According to the World Small Animal Veterinary Association (WSAVA), in their press release of 3rd April 2020, they state:
‘It should also be remembered that public health services around the world monitoring the spread of SARS-CoV-2, have again ended this week steadfastly stating that there is no evidence of transmission from companion animals to people. As recommended in our Advisory, however, individuals who know they have COVID-19 should minimize direct contact with their pets to avoid potential transmission.’
Similarly the British Veterinary Association (BVA) has stated:
‘According to the OEI (World Orgainsation for Animal Health) the current spread of Covid-19 is a result of human-to-human transmission, and, to date, there is no evidence that companion animals can spread the disease. Therefore, there is no justification in taking measures against companion animals which may compromise their welfare.

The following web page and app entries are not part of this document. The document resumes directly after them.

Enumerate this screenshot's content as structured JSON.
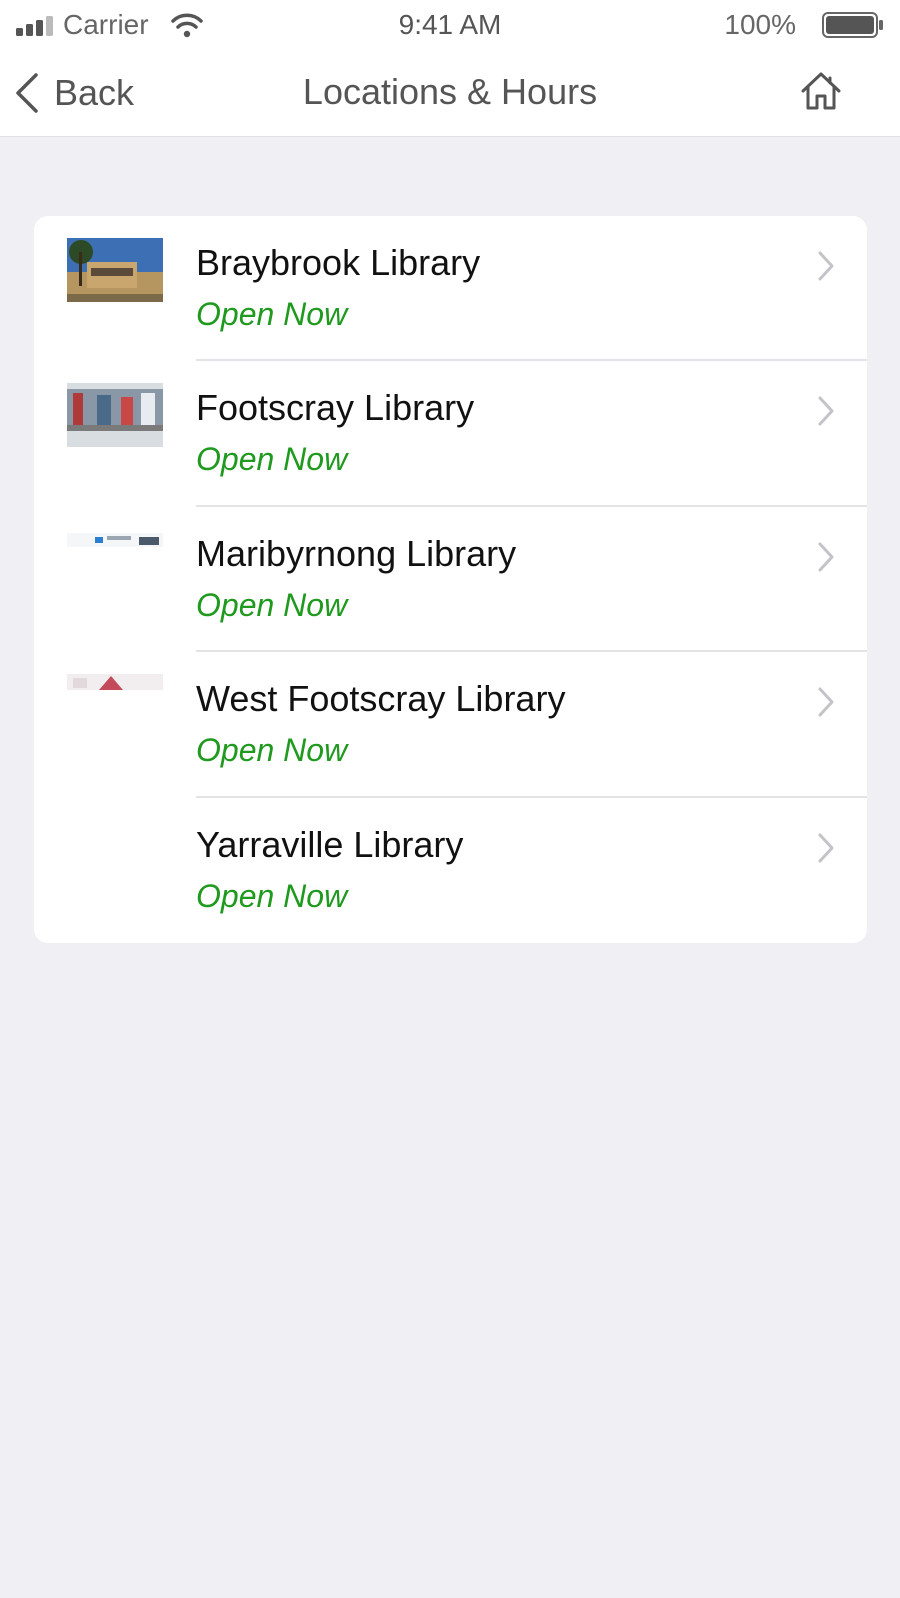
{
  "status_bar": {
    "carrier": "Carrier",
    "time": "9:41 AM",
    "battery": "100%"
  },
  "nav": {
    "back_label": "Back",
    "title": "Locations & Hours",
    "home_icon": "home-icon"
  },
  "colors": {
    "open_status": "#1f9a1f",
    "background": "#efeff4"
  },
  "locations": [
    {
      "name": "Braybrook Library",
      "status": "Open Now"
    },
    {
      "name": "Footscray Library",
      "status": "Open Now"
    },
    {
      "name": "Maribyrnong Library",
      "status": "Open Now"
    },
    {
      "name": "West Footscray Library",
      "status": "Open Now"
    },
    {
      "name": "Yarraville Library",
      "status": "Open Now"
    }
  ]
}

Current evidence suggests Covid-19 has an animal source but this remains under investigation.’
So what can we do as dog owners to keep ourselves, our families and our dogs safe at this unprecedented time?
The advice from the Department of Environment, Fisheries and Rural Affairs (DEFRA) for pet owners is:
- Restrict contact with pets as a precautionary animal health measure until more information is known about the virus.
- If your pet requires care, wash your hands before and after any interaction with them and wear a face mask if possible.
- Keep cats indoors if possible and try to arrange for someone else to exercise dogs, taking care to restrict any contact with the person walking your dog and making sure they practice good hygiene. This is to reduce the likelihood of your pet spreading the disease through environmental contamination on their fur – there is no evidence that pet animals play a role in the spread of the disease.
- If your pet shows clinical signs, please do not take it to the vet but call the practice for advice.
- If your pet requires emergency treatment, call the practice for further advice. Do not take your pet to the surgery unless the vet instructs you to. You may need to arrange for someone else to transport your pet for treatment.
Links to the websites where the above information has been taken are available below.